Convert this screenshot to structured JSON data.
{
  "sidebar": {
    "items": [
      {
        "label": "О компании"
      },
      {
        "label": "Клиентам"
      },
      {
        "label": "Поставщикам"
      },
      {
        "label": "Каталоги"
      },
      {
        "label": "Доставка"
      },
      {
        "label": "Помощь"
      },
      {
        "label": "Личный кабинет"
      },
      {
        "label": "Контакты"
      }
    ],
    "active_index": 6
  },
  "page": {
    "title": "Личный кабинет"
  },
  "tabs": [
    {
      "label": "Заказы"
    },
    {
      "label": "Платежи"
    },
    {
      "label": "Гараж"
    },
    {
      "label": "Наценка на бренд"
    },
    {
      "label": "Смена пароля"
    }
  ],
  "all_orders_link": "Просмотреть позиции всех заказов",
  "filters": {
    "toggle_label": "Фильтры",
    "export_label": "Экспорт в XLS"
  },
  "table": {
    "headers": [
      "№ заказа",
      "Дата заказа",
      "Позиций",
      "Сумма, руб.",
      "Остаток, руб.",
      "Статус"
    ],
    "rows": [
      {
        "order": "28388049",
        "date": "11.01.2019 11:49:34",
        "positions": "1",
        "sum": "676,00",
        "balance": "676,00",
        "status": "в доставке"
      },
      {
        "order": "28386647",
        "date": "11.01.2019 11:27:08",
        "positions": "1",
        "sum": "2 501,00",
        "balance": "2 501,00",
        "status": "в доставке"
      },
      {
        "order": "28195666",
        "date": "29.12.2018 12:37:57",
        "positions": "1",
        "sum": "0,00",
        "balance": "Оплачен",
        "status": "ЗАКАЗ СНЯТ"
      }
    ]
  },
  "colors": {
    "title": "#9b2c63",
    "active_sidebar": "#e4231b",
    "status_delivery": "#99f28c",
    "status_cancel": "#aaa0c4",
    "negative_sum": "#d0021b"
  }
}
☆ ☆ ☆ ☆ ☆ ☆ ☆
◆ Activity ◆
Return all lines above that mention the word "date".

◆ Answer to this problem ◆
        "date": "11.01.2019 11:49:34",
        "date": "11.01.2019 11:27:08",
        "date": "29.12.2018 12:37:57",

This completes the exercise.